Go through the records below and show every line with the string "Settings".

******************************

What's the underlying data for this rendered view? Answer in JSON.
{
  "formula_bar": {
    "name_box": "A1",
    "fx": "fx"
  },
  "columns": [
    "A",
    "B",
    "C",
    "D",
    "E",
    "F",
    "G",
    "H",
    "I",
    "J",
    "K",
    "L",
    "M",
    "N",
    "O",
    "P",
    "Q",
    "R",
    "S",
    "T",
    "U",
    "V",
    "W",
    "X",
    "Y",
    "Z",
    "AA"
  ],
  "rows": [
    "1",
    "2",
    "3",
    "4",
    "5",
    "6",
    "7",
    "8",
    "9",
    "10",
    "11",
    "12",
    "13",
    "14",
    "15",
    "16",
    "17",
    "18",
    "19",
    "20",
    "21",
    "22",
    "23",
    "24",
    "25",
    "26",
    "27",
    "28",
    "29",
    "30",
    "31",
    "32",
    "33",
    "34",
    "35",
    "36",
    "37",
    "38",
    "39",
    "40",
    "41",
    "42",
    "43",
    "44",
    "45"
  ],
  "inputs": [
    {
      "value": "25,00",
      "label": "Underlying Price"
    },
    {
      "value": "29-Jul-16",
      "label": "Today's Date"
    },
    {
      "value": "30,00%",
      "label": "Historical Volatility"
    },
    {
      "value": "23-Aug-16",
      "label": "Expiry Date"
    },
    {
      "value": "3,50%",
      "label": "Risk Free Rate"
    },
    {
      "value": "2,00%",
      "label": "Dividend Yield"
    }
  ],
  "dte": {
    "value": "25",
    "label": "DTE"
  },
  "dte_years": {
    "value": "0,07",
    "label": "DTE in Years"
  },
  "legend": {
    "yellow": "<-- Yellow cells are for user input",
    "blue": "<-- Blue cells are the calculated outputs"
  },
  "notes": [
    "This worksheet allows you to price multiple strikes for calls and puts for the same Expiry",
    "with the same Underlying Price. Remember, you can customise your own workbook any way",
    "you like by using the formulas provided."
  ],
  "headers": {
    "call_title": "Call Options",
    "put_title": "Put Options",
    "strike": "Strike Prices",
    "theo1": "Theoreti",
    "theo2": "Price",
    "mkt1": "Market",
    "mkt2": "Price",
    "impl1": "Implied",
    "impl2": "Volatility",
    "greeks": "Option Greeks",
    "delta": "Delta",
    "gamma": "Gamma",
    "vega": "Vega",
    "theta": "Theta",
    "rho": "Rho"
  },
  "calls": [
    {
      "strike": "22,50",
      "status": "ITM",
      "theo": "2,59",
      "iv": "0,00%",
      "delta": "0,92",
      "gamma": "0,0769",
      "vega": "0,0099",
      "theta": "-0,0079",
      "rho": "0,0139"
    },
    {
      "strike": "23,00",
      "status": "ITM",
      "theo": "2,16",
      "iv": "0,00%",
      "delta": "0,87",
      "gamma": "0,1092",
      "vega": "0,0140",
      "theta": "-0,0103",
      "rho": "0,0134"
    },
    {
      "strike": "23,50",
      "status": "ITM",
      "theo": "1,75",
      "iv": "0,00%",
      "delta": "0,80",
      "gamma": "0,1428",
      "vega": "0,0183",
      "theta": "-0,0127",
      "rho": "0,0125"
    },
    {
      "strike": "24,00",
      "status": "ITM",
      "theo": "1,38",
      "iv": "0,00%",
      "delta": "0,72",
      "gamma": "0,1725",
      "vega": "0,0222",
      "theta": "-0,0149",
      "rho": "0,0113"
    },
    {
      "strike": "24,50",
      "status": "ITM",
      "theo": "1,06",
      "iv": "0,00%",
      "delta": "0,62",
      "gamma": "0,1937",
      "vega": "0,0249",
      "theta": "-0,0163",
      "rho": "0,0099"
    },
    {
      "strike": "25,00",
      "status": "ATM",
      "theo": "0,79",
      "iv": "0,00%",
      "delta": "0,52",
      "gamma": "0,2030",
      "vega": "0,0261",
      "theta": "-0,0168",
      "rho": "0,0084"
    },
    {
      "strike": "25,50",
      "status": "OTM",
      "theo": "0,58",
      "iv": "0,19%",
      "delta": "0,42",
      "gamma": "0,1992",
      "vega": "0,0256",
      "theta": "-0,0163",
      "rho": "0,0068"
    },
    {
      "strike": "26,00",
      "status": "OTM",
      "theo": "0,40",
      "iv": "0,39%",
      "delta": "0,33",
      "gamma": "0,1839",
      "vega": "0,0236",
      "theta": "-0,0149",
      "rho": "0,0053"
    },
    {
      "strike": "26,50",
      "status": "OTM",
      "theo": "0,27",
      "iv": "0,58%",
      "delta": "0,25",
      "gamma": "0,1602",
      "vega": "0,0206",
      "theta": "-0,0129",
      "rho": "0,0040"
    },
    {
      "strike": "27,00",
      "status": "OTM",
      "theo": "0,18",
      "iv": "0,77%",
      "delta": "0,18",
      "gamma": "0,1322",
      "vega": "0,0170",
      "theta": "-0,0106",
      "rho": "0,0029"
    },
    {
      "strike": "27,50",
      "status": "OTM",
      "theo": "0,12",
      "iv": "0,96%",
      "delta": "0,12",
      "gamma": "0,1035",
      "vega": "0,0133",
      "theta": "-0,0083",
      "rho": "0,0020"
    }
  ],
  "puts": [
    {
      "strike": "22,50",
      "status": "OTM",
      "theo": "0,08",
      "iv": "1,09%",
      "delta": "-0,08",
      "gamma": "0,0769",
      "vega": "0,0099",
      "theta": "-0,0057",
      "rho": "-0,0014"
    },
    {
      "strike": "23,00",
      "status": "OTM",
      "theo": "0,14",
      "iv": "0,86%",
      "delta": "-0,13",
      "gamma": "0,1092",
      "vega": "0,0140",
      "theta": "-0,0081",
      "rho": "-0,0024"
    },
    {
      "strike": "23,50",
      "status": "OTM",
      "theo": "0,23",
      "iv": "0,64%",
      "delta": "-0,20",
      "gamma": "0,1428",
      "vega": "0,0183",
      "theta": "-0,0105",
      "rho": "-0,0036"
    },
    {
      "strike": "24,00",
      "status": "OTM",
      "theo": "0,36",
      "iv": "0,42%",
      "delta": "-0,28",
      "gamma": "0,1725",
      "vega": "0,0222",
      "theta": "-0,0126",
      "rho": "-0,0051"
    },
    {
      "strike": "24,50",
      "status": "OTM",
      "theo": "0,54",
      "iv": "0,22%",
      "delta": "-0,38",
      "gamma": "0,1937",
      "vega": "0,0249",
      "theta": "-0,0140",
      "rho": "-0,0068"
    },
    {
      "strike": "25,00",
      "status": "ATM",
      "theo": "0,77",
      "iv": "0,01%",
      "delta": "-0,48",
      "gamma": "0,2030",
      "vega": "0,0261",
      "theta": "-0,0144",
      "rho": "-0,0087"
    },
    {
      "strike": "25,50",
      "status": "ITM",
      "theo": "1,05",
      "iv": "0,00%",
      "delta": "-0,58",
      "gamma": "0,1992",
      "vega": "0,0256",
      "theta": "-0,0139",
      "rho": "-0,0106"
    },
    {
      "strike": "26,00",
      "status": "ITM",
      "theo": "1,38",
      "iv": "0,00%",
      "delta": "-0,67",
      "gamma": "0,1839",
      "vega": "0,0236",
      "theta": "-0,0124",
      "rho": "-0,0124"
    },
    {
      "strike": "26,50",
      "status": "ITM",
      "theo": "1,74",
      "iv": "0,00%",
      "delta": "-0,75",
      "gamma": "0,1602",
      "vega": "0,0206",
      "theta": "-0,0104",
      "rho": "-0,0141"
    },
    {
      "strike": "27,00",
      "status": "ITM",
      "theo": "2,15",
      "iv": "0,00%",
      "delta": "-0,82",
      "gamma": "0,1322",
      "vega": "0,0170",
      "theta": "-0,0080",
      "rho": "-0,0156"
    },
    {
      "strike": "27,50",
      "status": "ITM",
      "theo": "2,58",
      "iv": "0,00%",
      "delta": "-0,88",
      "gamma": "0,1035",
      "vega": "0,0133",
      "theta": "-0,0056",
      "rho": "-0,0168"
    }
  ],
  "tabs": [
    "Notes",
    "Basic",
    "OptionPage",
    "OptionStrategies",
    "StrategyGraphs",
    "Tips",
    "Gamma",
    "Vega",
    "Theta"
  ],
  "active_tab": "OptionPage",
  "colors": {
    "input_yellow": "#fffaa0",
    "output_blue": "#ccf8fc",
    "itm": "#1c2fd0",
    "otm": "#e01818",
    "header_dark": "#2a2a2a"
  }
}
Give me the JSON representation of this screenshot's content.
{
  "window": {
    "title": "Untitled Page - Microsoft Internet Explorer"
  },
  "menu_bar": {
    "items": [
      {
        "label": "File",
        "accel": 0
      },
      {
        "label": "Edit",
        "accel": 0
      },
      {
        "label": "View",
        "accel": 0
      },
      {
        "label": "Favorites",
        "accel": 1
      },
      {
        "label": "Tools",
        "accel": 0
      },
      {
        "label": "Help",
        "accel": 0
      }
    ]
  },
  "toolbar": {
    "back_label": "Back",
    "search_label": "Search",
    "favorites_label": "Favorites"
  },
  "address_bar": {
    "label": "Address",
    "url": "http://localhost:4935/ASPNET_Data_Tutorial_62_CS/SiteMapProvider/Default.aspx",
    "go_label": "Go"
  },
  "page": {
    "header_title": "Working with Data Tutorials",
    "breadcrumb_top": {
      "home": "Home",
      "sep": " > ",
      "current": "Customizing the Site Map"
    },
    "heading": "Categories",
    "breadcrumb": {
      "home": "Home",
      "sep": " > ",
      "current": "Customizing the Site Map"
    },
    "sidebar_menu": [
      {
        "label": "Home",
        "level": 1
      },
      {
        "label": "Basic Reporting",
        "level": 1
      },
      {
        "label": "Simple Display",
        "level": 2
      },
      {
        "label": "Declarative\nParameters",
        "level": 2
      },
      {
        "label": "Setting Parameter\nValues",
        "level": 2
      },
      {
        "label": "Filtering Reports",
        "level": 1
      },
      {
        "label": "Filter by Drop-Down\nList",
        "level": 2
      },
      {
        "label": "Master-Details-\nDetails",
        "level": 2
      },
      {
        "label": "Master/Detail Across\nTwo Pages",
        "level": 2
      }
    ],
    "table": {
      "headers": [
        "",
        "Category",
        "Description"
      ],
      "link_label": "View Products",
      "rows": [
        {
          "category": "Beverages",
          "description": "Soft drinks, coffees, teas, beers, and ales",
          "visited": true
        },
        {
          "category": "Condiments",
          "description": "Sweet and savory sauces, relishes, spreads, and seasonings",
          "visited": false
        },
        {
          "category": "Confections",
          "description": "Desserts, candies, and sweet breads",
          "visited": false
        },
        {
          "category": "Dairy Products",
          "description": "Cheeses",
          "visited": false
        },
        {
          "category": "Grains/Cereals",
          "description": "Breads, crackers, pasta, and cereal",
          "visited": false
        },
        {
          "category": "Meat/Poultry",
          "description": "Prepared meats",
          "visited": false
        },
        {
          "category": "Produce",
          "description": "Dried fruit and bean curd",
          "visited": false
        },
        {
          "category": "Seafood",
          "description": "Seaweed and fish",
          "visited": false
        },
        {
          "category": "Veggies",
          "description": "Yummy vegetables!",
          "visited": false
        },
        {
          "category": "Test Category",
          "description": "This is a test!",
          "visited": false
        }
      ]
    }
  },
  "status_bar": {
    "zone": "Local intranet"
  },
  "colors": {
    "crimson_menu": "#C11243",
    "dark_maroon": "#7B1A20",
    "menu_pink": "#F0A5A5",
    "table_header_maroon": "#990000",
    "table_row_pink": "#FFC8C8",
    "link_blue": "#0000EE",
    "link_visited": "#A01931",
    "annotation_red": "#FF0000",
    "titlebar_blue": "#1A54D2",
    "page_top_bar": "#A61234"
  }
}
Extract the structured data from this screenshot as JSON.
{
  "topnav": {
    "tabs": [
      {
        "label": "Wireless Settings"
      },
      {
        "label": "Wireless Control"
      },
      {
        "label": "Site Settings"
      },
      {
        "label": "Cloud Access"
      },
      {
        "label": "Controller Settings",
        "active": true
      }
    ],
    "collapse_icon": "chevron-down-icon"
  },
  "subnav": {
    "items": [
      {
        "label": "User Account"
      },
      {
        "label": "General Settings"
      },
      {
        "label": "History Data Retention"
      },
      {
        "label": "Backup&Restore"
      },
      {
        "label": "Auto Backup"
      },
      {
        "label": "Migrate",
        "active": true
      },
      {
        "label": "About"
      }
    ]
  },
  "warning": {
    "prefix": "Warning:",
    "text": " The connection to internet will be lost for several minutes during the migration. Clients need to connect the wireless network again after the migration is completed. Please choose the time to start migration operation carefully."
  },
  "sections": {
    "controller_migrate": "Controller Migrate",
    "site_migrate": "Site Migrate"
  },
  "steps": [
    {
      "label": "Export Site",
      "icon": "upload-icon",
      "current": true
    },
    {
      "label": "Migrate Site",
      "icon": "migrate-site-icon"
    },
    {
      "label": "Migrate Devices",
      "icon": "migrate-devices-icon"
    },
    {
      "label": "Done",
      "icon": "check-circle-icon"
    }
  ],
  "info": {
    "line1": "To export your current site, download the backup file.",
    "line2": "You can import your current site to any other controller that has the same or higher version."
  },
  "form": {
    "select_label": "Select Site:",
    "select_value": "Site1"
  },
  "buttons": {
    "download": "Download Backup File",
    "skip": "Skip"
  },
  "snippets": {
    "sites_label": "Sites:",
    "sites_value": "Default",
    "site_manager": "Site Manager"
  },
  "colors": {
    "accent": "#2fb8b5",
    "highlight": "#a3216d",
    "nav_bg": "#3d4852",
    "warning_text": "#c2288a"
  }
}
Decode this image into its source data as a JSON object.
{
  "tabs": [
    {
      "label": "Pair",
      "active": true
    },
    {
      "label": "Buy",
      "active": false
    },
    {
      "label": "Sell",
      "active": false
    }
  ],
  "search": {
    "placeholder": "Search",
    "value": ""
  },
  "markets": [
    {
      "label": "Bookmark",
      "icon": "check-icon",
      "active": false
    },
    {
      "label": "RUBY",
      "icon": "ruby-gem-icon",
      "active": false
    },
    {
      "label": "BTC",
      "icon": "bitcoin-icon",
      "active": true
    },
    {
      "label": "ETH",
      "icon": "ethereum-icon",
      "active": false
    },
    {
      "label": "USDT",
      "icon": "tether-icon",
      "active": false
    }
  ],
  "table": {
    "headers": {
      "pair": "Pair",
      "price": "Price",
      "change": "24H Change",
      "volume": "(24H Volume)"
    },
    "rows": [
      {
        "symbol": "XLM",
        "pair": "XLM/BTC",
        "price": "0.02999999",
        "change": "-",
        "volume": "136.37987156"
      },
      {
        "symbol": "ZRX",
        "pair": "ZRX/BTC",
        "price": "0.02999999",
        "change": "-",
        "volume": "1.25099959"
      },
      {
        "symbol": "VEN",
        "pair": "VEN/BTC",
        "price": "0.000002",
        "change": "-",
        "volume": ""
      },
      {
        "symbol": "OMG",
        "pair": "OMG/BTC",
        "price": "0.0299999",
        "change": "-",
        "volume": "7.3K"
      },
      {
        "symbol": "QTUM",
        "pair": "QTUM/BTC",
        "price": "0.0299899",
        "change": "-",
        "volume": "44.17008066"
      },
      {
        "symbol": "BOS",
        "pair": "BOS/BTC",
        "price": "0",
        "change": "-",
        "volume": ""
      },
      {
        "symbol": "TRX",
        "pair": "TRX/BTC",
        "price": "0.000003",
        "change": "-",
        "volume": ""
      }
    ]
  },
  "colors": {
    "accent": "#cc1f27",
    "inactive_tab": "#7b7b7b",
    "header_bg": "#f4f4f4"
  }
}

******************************

Your response —
        "label": "Wireless Settings"
        "label": "Site Settings"
        "label": "Controller Settings",
        "label": "General Settings"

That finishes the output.